December 2, 2006

Yes, Virginia, There is a Bishop Here

Bishop Peter Lee of Virginia has issued a clarifying letter to congregations that had been engaged in a period of 40 days of "Discernment" concerning their future. In it, he lays out, in no uncertain terms, the time-worn polity of the Episcopal Church, the trustee relationship that Vestries play in relation to parish assets and real property, the significance of the Oath of Conformity for clergy and a similar undertaking required in Virginia of all members of Vestries, and the consequences (legal and canonical) of abrogating these oaths and undertakings. It concludes

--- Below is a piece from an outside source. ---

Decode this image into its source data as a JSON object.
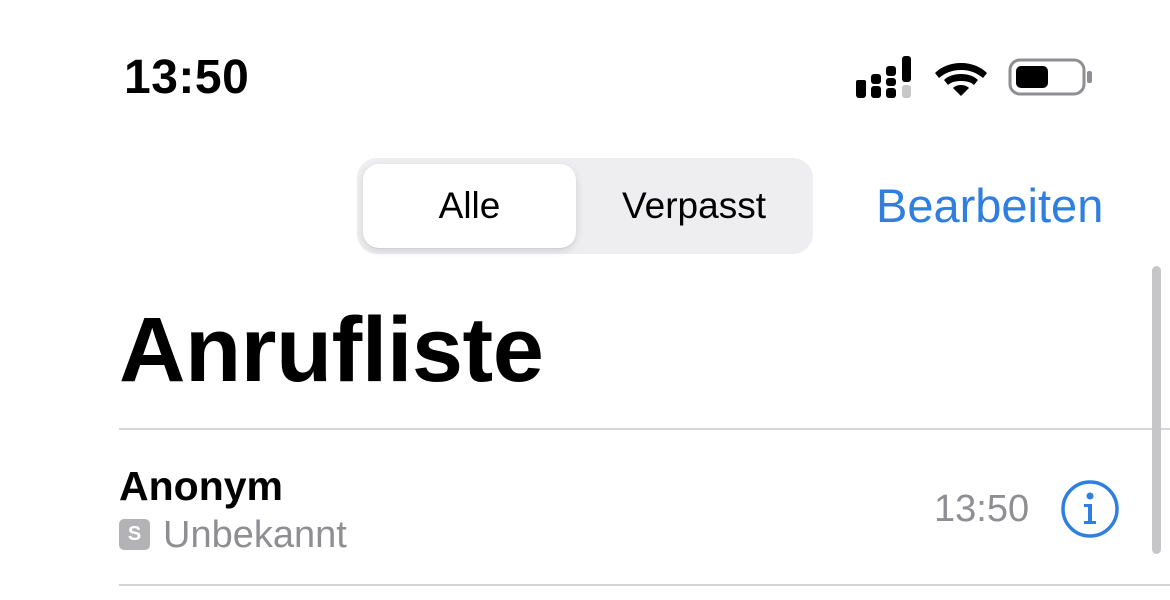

As I have made clear on a number of occasions, each of you has my prayers if you feel that you must leave the Episcopal Church. You have freedom of conscience but that freedom does not include alienating the property of the church you have sworn to serve.

You and I have undertaken solemn commitments and made binding promises to be good stewards and caretakers of the real and personal property of the Diocese of Virginia and of the Episcopal Church. Those are commitments we are obliged to keep no matter what our future church affiliation may be. I pray that as the persons responsible for maintaining [your] Church, you will keep all of this in mind as you consider your actions as leaders of that parish and fiduciaries of the properties it holds in trust for the Episcopal Church and the Diocese of Virginia.

I pray that together we can reach a resolution to the issues where we differ that takes into account the promises we have made, our obligations of respect and care for one another and most of all expresses our obedience to Christ.

Faithfully yours,

Peter James Lee

Thank you, Bishop. You may don your gloves once more for the time being.


Tobias Stanislas Haller BSG said...

An additional note:

There are three very significant turns of phrase in the last three paragraphs: "alienating the property" ... "persons responsible for maintaining [your] church" ... and "fiduciaries of the properties it holds in trust."

The first is a reminder that the canon -- which required consent from the bishop and standing committee of the diocese before a parish could "alienate or encumber" real property -- antedates the so-called Dennis Canon of 1979, and has been held sufficient in a number of courts to indicate the superior position of a diocese in connection with parish "property." (Prior to the 1940s is was part of the old Canon 59 on Parish Vestries, according to White and Dykman.)

I'm inclined to think that the use of brackets around "your" in the second phrase is fulfilling the function of scare quotes, as an additional reminder that the property isn't really "theirs" but held in trust.

Finally, the use of "fiduciaries" again emphasizes the importance of the trustee relationship. Clearly Bishop Lee had some good legal advice in framing this excellent letter.

Dave said...

Thanks be to God that +Lee is my bishop!

David said...

You know something ? It looks like Bp. Lee has, to put it crudely, finally found his 'nads ;) Honestly I was wondering there for awhile, esp. after he said he'd vote differently on +Robinson's consent now than he did in '03.

Good on him!